Epaphroditus Ransom was born in Massachusetts in 1796. When he was still young, his well-to-do family moved to Vermont where he attended the prominent Chester Academy for four years. In 1823 he received his law degree from the Law School at Northampton, Massachusetts. Soon afterwards he returned to Vermont to start his law practice, but instead began both his family life and his political career. Epaphroditus Ransom married Almira Cadwell in 1827. They would eventually have four children (two of whom died in infancy) and would spend the next 32 years together. During this second stint in Vermont, Ransom was elected Justice of the Peace and served in that capacity for five years.
Settling in Michigan

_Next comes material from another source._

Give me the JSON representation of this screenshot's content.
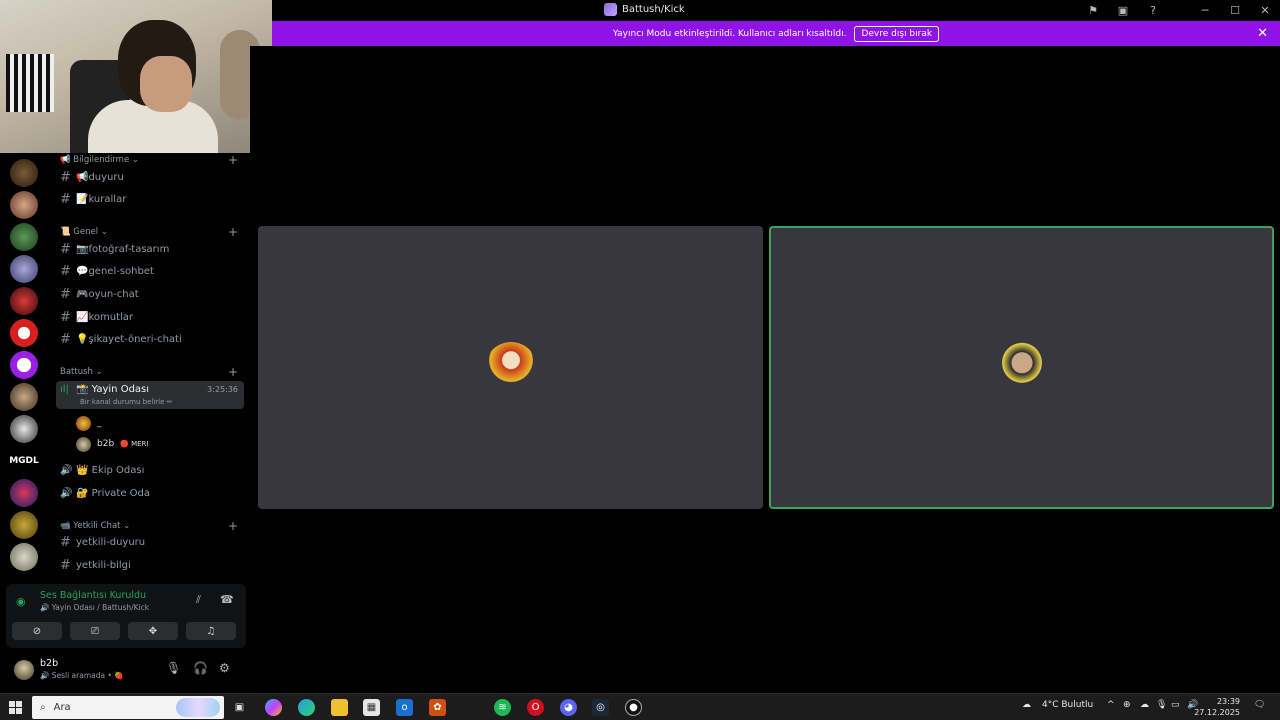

All was well with the Ransoms and their growing family in Vermont, but several of Epaphroditus' siblings had earlier emigrated to Michigan Territory. Their letters back to their big brother about the beauty and opportunity of that place were very persuasive. Another famous Vermonter turned Michigander, Lucius Lyon, also wrote to his friend attempting to convince him to make the move. In the autumn of 1834, Epaphroditus decided to move his family to the tiny village of Bronson in southwestern Michigan. The journey took over a month by wagon and steamboat, but on 14 November 1834 the Ransoms arrived at Bronson. Stories about the first residence of the Ransom's vary, but one account relates that the family spent that first winter in Michigan in the recently vacated log cabin of the town's founder, Titus Bronson.
Besides securing a dwelling, one of Epaphroditus' first actions upon his arrival in Bronson was to gain admittance to the bar and to begin practicing law. This he did a mere five days after settling in his new hometown. Over the course of the next year, Ransom built a new home for his family and a new office for his practice on the northeast corner of Main and Burdick Streets. He also formed a fortuitous partnership with another young democratic lawyer named Charles E. Stuart. Both men would go on to receive high acclaim in Michigan politics.

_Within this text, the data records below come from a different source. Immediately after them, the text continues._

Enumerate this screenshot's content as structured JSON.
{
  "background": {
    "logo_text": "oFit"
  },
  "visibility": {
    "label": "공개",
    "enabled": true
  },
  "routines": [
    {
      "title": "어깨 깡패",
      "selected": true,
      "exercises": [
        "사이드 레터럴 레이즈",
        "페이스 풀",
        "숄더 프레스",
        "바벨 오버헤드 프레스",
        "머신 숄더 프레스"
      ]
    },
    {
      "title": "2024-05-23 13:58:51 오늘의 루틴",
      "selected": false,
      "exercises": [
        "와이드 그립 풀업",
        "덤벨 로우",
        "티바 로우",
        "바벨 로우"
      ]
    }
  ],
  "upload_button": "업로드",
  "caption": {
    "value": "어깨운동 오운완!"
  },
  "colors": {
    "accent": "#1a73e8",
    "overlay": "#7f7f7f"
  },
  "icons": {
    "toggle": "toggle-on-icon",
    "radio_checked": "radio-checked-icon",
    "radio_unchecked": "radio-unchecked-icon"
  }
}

Epaphroditus Ransom's political accomplishments were too numerous and varied to describe in any great detail here. A brief overview will have to suffice. His first appointments came in 1836 when he was made a circuit court judge and associate justice of the state supreme court. As a judge on the 2nd circuit, which at that time included the entire western half of the lower peninsula, Ransom must have cut a dashing figure, riding around in the virtually untamed wilderness meting out justice to criminals and befriending the common people of western Michigan. In 1843 Ransom was rewarded for his work on the circuit with an appointment as Chief Justice of the Michigan Supreme Court, which he held until 1847. That was the year that all those farmers that he had befriended, along with a majority of citizens in every county, elected him as the 7th governor of the state of Michigan. Later in his life he served as a member of the Michigan House of Representatives, the president of the Michigan Agricultural Society (eventually to become Michigan State University), a regent of the University of Michigan, and finally as a receiver at a land office in Fort Scott, Kansas.
Governor of Michigan

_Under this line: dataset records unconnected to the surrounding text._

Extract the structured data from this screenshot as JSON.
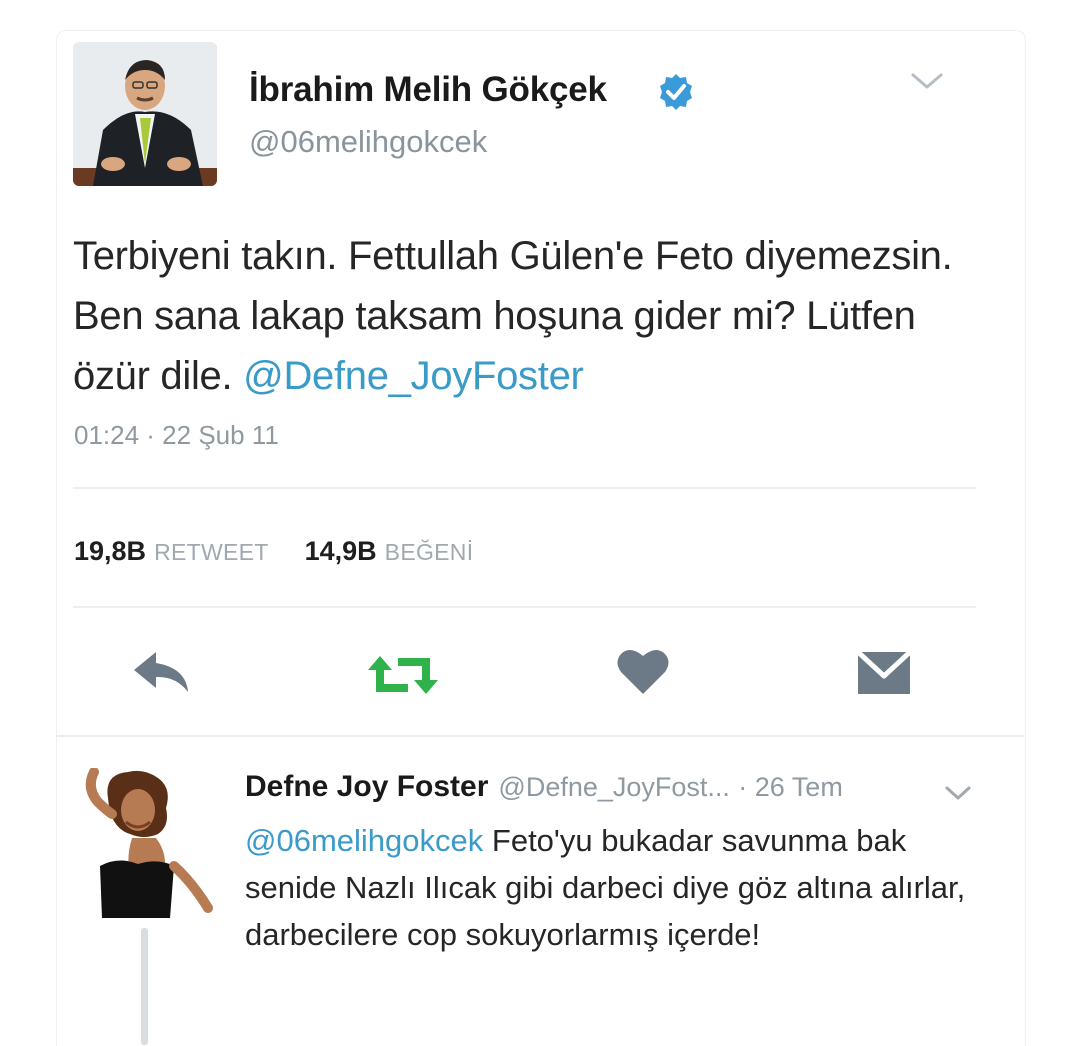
{
  "tweet": {
    "author": {
      "display_name": "İbrahim Melih Gökçek",
      "handle": "@06melihgokcek",
      "verified": true
    },
    "text": "Terbiyeni takın. Fettullah Gülen'e Feto diyemezsin. Ben sana lakap taksam hoşuna gider mi? Lütfen özür dile.",
    "mention": "@Defne_JoyFoster",
    "timestamp": "01:24 · 22 Şub 11",
    "stats": {
      "retweet_count": "19,8B",
      "retweet_label": "RETWEET",
      "like_count": "14,9B",
      "like_label": "BEĞENİ"
    },
    "actions": {
      "reply_icon": "reply-arrow",
      "retweet_icon": "retweet-arrows",
      "like_icon": "heart",
      "dm_icon": "envelope"
    }
  },
  "reply": {
    "display_name": "Defne Joy Foster",
    "handle": "@Defne_JoyFost...",
    "time": "· 26 Tem",
    "mention": "@06melihgokcek",
    "text": "Feto'yu bukadar savunma bak senide Nazlı Ilıcak gibi darbeci diye göz altına alırlar, darbecilere cop sokuyorlarmış içerde!"
  },
  "colors": {
    "link": "#3a9bc9",
    "verified": "#3a9bd8",
    "retweet_active": "#2fb24a",
    "icon_gray": "#6b7a86",
    "meta_gray": "#8f99a2"
  }
}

Ransom was the first Governor inaugurated in Lansing, the new capital of Michigan. His tenure was characterized by three main themes. First, Ransom concentrated much of the focus of his governorship on passing laws relating to the newly discovered mineral wealth of the Upper Peninsula. He also concentrated heavily on internal improvements to his state. Lastly, he developed an interest in plank roads, and a large number of plank road companies were incorporated during his term. Ransom also strongly supported the establishment of asylums for the insane and the deaf. His support on this issue would eventually lead to the building of the Michigan Asylum for the Insane in Kalamazoo. However, his faith in the future of plank roads was destined to cost Ransom a lot of money later in his life.
Return to Kalamazoo
Epaphroditus Ransom served one two-year term as the governor of Michigan. He did not run for re-election, partially because of his views on the controversial Wilmot Proviso (which would have prohibited the spread of slavery to new territories acquired by the United States from Mexico) that went against the mostly conservative Democratic party line. After his term ended, Ransom returned to his farm in Kalamazoo. In 1851 he sold the farm to Paulus denBleyker for a large amount of cash and went into business with his son. They invested heavily in plank road companies and lost everything in the Panic of 1855, and as plank roads succumbed to the ever-expanding railroads.